[Exercise material Boundary: Start]

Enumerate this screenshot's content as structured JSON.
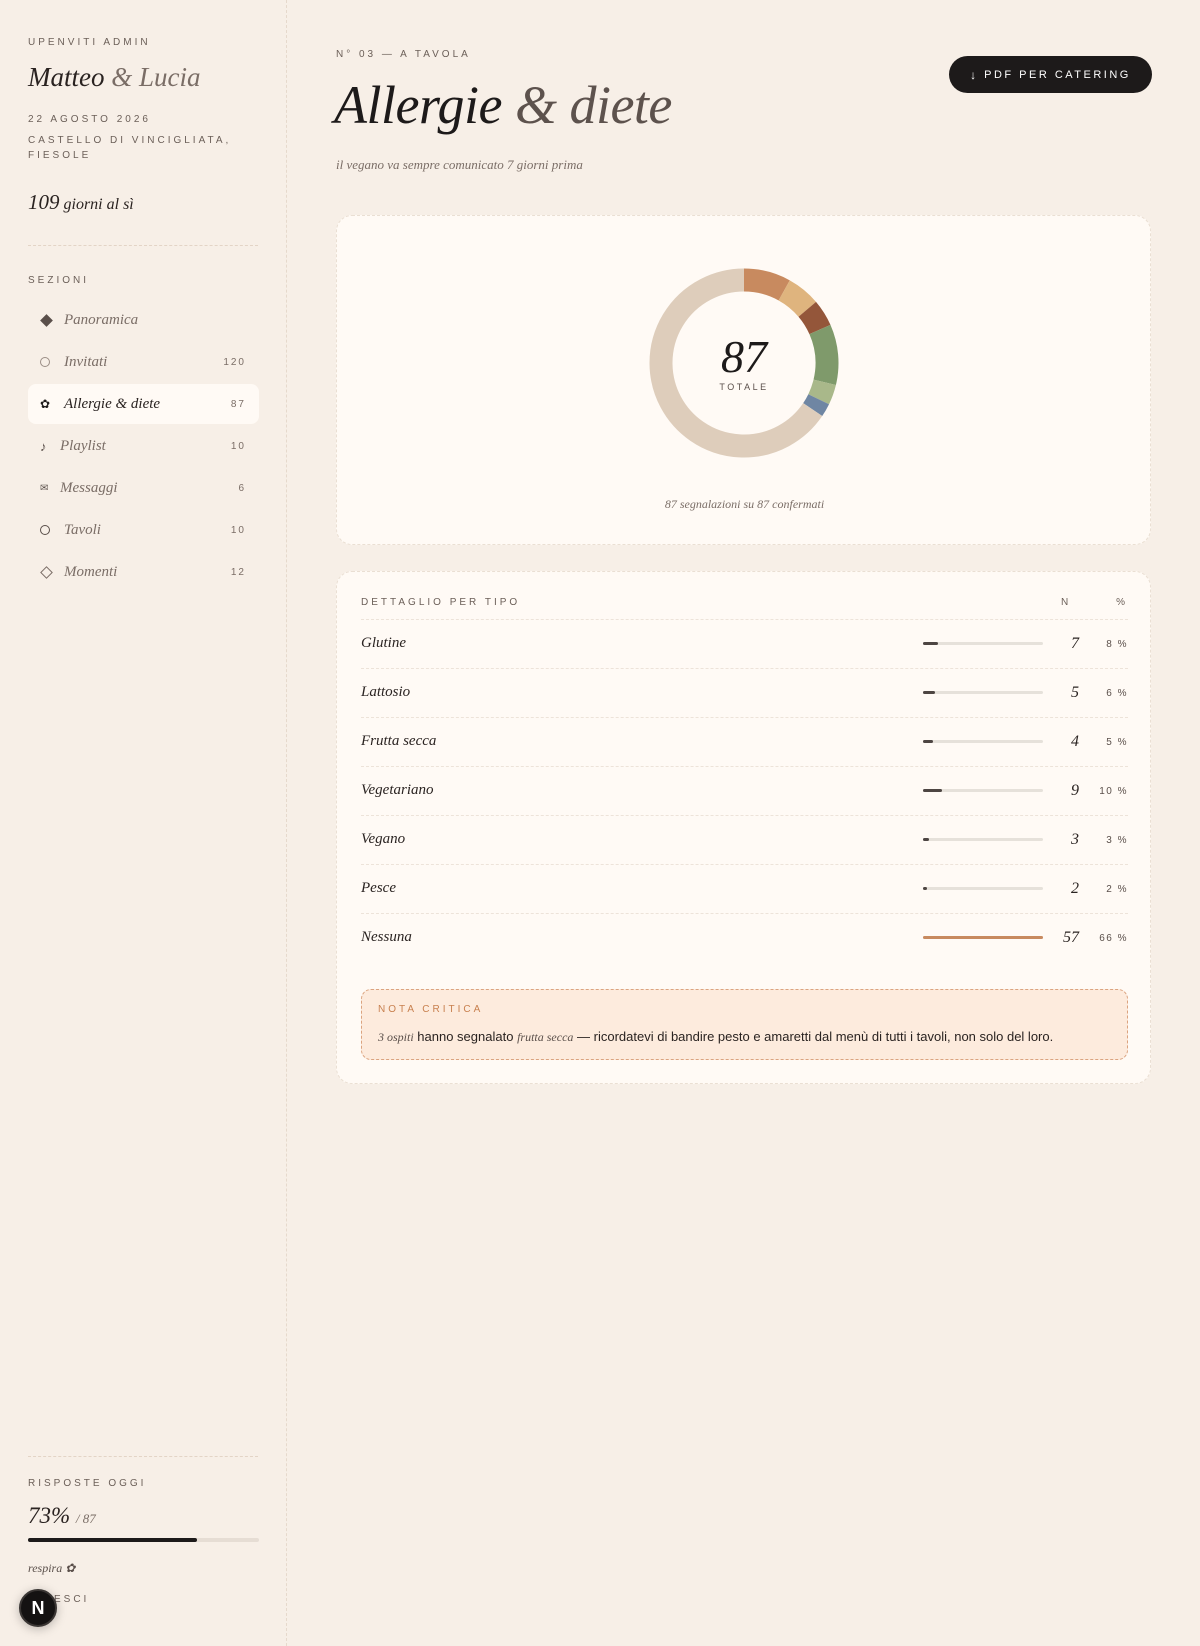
{
  "sidebar": {
    "brand": "UPENVITI ADMIN",
    "couple_first": "Matteo",
    "couple_amp": "&",
    "couple_second": "Lucia",
    "date": "22 AGOSTO 2026",
    "place": "CASTELLO DI VINCIGLIATA, FIESOLE",
    "countdown_number": "109",
    "countdown_text": "giorni al sì",
    "sections_label": "SEZIONI",
    "items": [
      {
        "label": "Panoramica",
        "count": "",
        "icon": "diamond-filled-icon"
      },
      {
        "label": "Invitati",
        "count": "120",
        "icon": "circle-outline-icon"
      },
      {
        "label": "Allergie & diete",
        "count": "87",
        "icon": "flower-icon"
      },
      {
        "label": "Playlist",
        "count": "10",
        "icon": "music-note-icon"
      },
      {
        "label": "Messaggi",
        "count": "6",
        "icon": "envelope-icon"
      },
      {
        "label": "Tavoli",
        "count": "10",
        "icon": "circle-bold-icon"
      },
      {
        "label": "Momenti",
        "count": "12",
        "icon": "diamond-outline-icon"
      }
    ],
    "active_index": 2,
    "responses_label": "RISPOSTE OGGI",
    "responses_percent": "73%",
    "responses_of": "/ 87",
    "responses_progress": 0.73,
    "breathe": "respira ✿",
    "exit": "ESCI",
    "badge": "N"
  },
  "header": {
    "kicker": "N° 03 — A TAVOLA",
    "title_main": "Allergie",
    "title_amp": "& diete",
    "subtitle": "il vegano va sempre comunicato 7 giorni prima",
    "pdf_button": "PDF PER CATERING",
    "pdf_icon": "arrow-down-icon"
  },
  "chart_data": {
    "type": "pie",
    "categories": [
      "Glutine",
      "Lattosio",
      "Frutta secca",
      "Vegetariano",
      "Vegano",
      "Pesce",
      "Nessuna"
    ],
    "values": [
      7,
      5,
      4,
      9,
      3,
      2,
      57
    ],
    "colors": [
      "#c88a5f",
      "#dfb47e",
      "#94563a",
      "#7f9a6b",
      "#a9b88a",
      "#6f86a3",
      "#decdbb"
    ],
    "total": "87",
    "total_label": "TOTALE",
    "caption": "87 segnalazioni su 87 confermati"
  },
  "detail": {
    "title": "DETTAGLIO PER TIPO",
    "col_n": "N",
    "col_pct": "%",
    "rows": [
      {
        "name": "Glutine",
        "n": "7",
        "pct": "8 %",
        "fraction": 0.08
      },
      {
        "name": "Lattosio",
        "n": "5",
        "pct": "6 %",
        "fraction": 0.06
      },
      {
        "name": "Frutta secca",
        "n": "4",
        "pct": "5 %",
        "fraction": 0.05
      },
      {
        "name": "Vegetariano",
        "n": "9",
        "pct": "10 %",
        "fraction": 0.1
      },
      {
        "name": "Vegano",
        "n": "3",
        "pct": "3 %",
        "fraction": 0.03
      },
      {
        "name": "Pesce",
        "n": "2",
        "pct": "2 %",
        "fraction": 0.02
      },
      {
        "name": "Nessuna",
        "n": "57",
        "pct": "66 %",
        "fraction": 0.66
      }
    ],
    "accent_row": 6
  },
  "note": {
    "title": "NOTA CRITICA",
    "count_text": "3 ospiti",
    "text_before": "hanno segnalato",
    "highlight": "frutta secca",
    "text_after": "— ricordatevi di bandire pesto e amaretti dal menù di tutti i tavoli, non solo del loro."
  }
}
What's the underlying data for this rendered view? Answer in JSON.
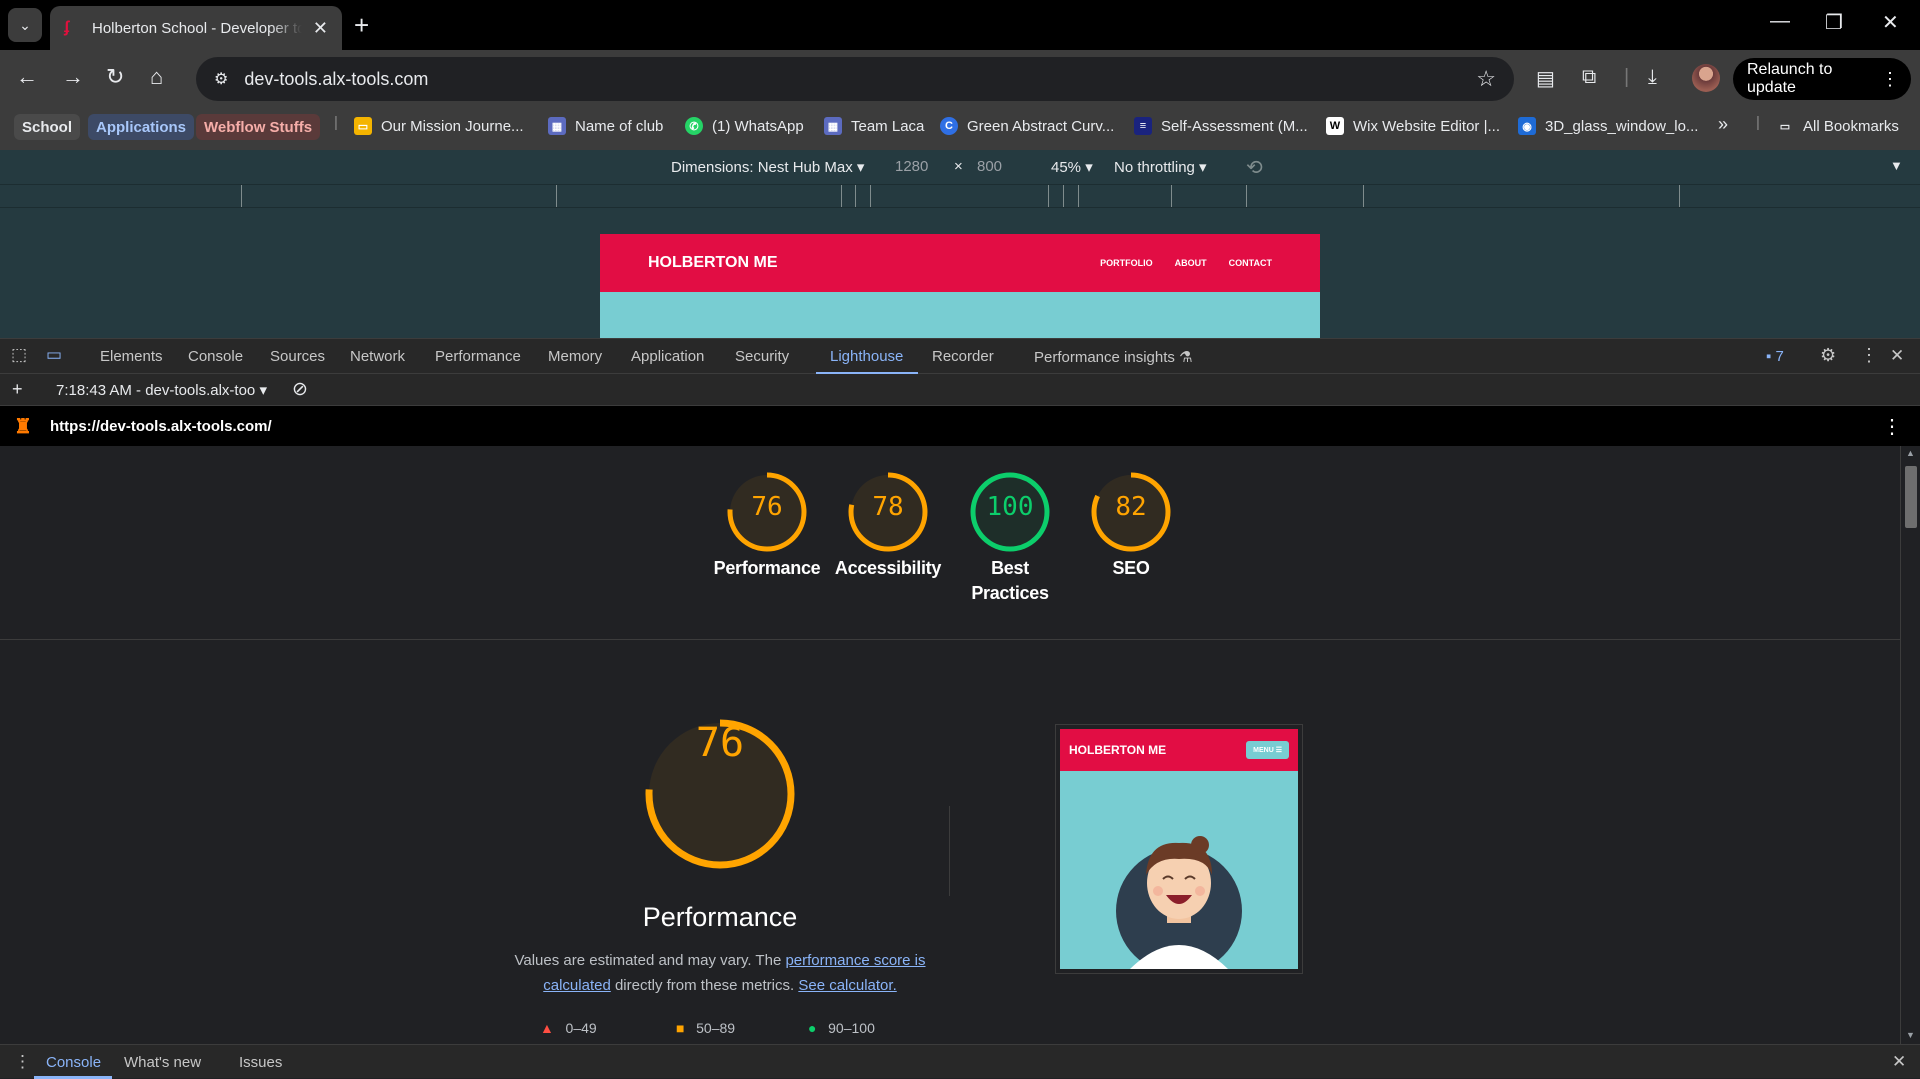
{
  "browser": {
    "tab_title": "Holberton School - Developer tools",
    "url": "dev-tools.alx-tools.com",
    "relaunch_label": "Relaunch to update"
  },
  "bookmarks": {
    "chips": [
      "School",
      "Applications",
      "Webflow Stuffs"
    ],
    "items": [
      {
        "label": "Our Mission Journe...",
        "icon": "slides-icon",
        "color": "#f4b400"
      },
      {
        "label": "Name of club",
        "icon": "forms-icon",
        "color": "#5c6bc0"
      },
      {
        "label": "(1) WhatsApp",
        "icon": "whatsapp-icon",
        "color": "#25d366"
      },
      {
        "label": "Team Laca",
        "icon": "forms-icon",
        "color": "#5c6bc0"
      },
      {
        "label": "Green Abstract Curv...",
        "icon": "canva-icon",
        "color": "#2f6fe4"
      },
      {
        "label": "Self-Assessment (M...",
        "icon": "doc-icon",
        "color": "#1a237e"
      },
      {
        "label": "Wix Website Editor |...",
        "icon": "wix-icon",
        "color": "#ffffff"
      },
      {
        "label": "3D_glass_window_lo...",
        "icon": "image-icon",
        "color": "#1e6bd6"
      }
    ],
    "all_bookmarks": "All Bookmarks"
  },
  "device_toolbar": {
    "dimensions": "Dimensions: Nest Hub Max",
    "width": "1280",
    "height": "800",
    "zoom": "45%",
    "throttling": "No throttling"
  },
  "preview_site": {
    "brand": "HOLBERTON ME",
    "nav": [
      "PORTFOLIO",
      "ABOUT",
      "CONTACT"
    ]
  },
  "devtools": {
    "tabs": [
      "Elements",
      "Console",
      "Sources",
      "Network",
      "Performance",
      "Memory",
      "Application",
      "Security",
      "Lighthouse",
      "Recorder",
      "Performance insights"
    ],
    "active_tab": "Lighthouse",
    "issues_count": "7",
    "report_selector": "7:18:43 AM - dev-tools.alx-too",
    "report_url": "https://dev-tools.alx-tools.com/"
  },
  "lighthouse": {
    "scores": [
      {
        "label": "Performance",
        "value": 76,
        "color": "#ffa400"
      },
      {
        "label": "Accessibility",
        "value": 78,
        "color": "#ffa400"
      },
      {
        "label": "Best Practices",
        "value": 100,
        "color": "#0cce6b"
      },
      {
        "label": "SEO",
        "value": 82,
        "color": "#ffa400"
      }
    ],
    "main_score": "76",
    "main_title": "Performance",
    "desc_prefix": "Values are estimated and may vary. The ",
    "desc_link1": "performance score is calculated",
    "desc_mid": " directly from these metrics. ",
    "desc_link2": "See calculator.",
    "legend": [
      "0–49",
      "50–89",
      "90–100"
    ],
    "screenshot_brand": "HOLBERTON ME",
    "screenshot_menu": "MENU ☰"
  },
  "drawer": {
    "tabs": [
      "Console",
      "What's new",
      "Issues"
    ]
  }
}
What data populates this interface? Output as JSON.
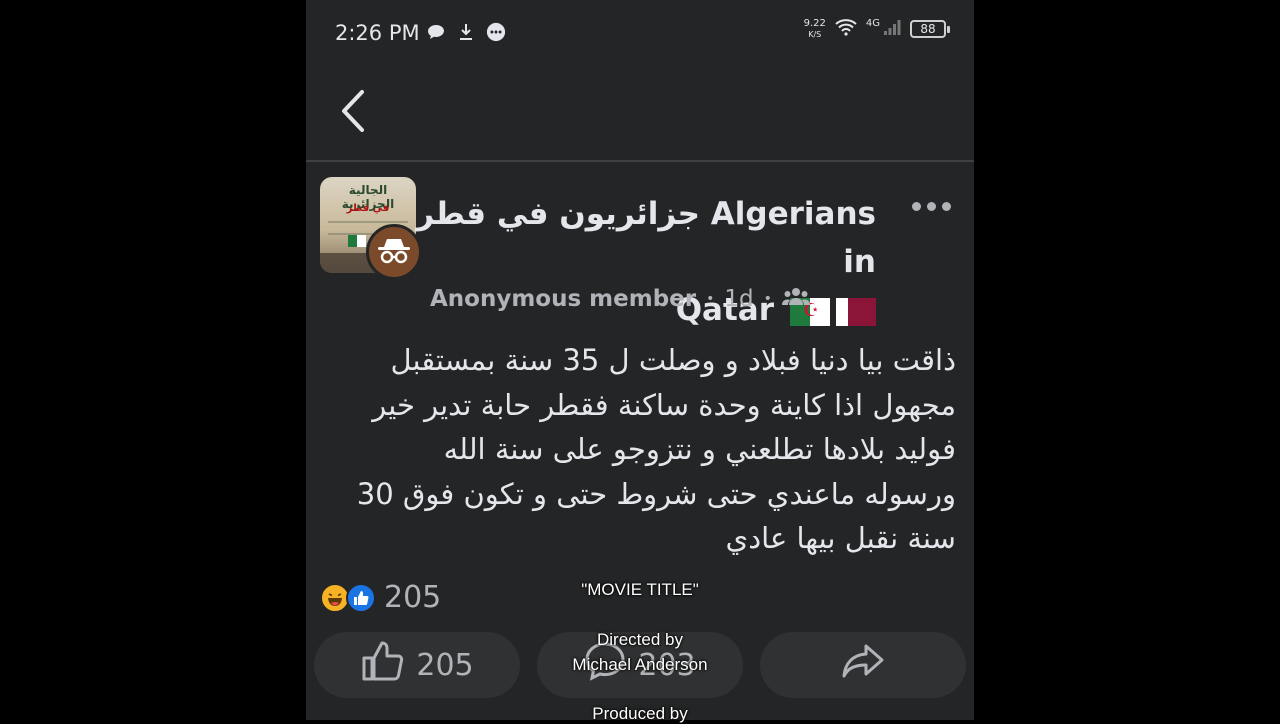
{
  "status_bar": {
    "time": "2:26 PM",
    "net_speed_value": "9.22",
    "net_speed_unit": "K/S",
    "network": "4G",
    "battery": "88",
    "icons": [
      "chat-bubble-icon",
      "download-icon",
      "message-icon",
      "wifi-icon",
      "signal-icon",
      "battery-icon"
    ]
  },
  "nav": {
    "back_icon": "chevron-left-icon"
  },
  "post": {
    "group_name_line1": "جزائريون في قطر Algerians in",
    "group_name_line2": "Qatar",
    "group_image_title": "الجالية الجزائرية",
    "group_image_subtitle": "في قطر",
    "author": "Anonymous member",
    "time_ago": "1d",
    "audience_icon": "group-icon",
    "text": "ذاقت بيا دنيا فبلاد و وصلت ل 35 سنة بمستقبل\nمجهول اذا كاينة وحدة ساكنة فقطر حابة تدير خير\nفوليد بلادها تطلعني و نتزوجو على سنة الله\nورسوله ماعندي حتى شروط حتى و تكون فوق 30\nسنة نقبل بيها عادي",
    "reaction_count": "205",
    "like_count": "205",
    "comment_count": "203"
  },
  "overlay": {
    "movie_title": "\"MOVIE TITLE\"",
    "directed_by": "Directed by",
    "director": "Michael Anderson",
    "produced_by": "Produced by"
  },
  "colors": {
    "background": "#242526",
    "text": "#e4e6eb",
    "secondary_text": "#b0b3b8",
    "button_bg": "#303132",
    "like_blue": "#1b74e4",
    "haha_yellow": "#f7b125"
  }
}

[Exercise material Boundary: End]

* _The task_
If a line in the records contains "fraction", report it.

* _Answer to the exercise_
        "fraction": 0.08
        "fraction": 0.06
        "fraction": 0.05
        "fraction": 0.1
        "fraction": 0.03
        "fraction": 0.02
        "fraction": 0.66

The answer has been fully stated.